I do not agree that breaks in the lower sections of the rod are not or cannot be caused by using a tippet that is too strong. I have broken one rod in the lower sections, breaking #8 and #9 in a 10 section rod (section counts start from the tip as #1). The break was right at the junction between #8 and #9, but was not a clean break. I was trying to stop a fish that was much too large for the rod (the largest trout I've ever hooked) and the bend in the rod was concentrated in the lower sections. I am sure that had the tippet been weaker, it would have broken before the rod did. I was using a Tectan spinning line for tippet that had a breaking strength of a bit over 6#. That was very early in my fixed line fishing and I didn't have any sense of what a rod could take.
I have broken one rod that was a clean break and occurred exactly where #3 came out of #4. I don't think tippet strength was an issue. I was surprised by what I thought was a fish and struck too hard on what turned out to be a log. I think the quick, sharp strike focused the bend right at the spot where a junction created a harder spot, kind of like the guy's finger creating a hard spot caused the fly rods to break in the video. I have what is left of the broken part, and have tried tdo break it. I am sure I can break it, but I was surprised at how much strain I have put on it without breaking it. Similarly, one of the rods I lent out very early on to get a user's perspective came back with a broken tip. I then tried to break what was left and was very surprised at how much strain I could put on the tip without breaking it.

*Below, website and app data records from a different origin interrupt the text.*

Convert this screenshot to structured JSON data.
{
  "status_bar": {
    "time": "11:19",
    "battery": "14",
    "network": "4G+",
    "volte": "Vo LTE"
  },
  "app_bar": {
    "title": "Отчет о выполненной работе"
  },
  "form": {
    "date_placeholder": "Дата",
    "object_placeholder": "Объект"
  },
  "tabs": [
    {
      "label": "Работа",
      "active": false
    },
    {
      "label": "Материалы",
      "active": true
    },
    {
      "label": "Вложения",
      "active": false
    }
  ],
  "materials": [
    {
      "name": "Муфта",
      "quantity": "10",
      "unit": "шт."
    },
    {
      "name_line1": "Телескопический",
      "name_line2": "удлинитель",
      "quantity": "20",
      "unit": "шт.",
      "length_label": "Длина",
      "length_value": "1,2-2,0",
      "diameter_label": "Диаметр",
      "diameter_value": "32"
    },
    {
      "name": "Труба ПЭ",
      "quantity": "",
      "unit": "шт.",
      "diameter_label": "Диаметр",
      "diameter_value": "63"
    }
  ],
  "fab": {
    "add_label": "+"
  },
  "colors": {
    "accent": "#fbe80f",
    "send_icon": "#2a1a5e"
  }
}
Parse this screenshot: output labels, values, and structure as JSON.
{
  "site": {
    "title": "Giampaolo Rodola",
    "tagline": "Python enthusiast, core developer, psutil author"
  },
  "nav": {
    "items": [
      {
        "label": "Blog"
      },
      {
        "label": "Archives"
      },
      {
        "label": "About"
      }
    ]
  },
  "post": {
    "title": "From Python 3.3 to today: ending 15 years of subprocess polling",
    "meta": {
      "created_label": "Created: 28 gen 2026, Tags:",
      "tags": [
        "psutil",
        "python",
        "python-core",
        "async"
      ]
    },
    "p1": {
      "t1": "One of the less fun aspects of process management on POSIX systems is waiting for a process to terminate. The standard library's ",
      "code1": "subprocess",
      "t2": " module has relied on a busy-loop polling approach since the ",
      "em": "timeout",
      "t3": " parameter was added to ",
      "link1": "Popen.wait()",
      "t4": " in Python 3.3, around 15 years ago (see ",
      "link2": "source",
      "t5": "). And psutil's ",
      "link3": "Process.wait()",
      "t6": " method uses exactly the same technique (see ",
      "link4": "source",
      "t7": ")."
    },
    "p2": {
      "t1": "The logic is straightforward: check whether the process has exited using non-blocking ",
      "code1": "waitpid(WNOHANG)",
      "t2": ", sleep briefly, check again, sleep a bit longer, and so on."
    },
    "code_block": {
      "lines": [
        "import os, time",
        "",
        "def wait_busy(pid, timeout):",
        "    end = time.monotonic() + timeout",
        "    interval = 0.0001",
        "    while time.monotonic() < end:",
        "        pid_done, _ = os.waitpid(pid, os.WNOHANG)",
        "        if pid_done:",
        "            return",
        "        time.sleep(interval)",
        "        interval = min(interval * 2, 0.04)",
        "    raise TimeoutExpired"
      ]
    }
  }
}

Daiwa tenkara rods do have reinforcements at the junctions. The walls of the tubes are thicker on the butt ends of each segment so there is additional material where a section comes out of the next larger one - which is right where the one clean break occurred on the rod above. Daiwa also has what it calls a "V" joint, which makes the joint less of a hard spot.
Last edited by CM_Stewart; 11-05-2013 at 07:44 PM.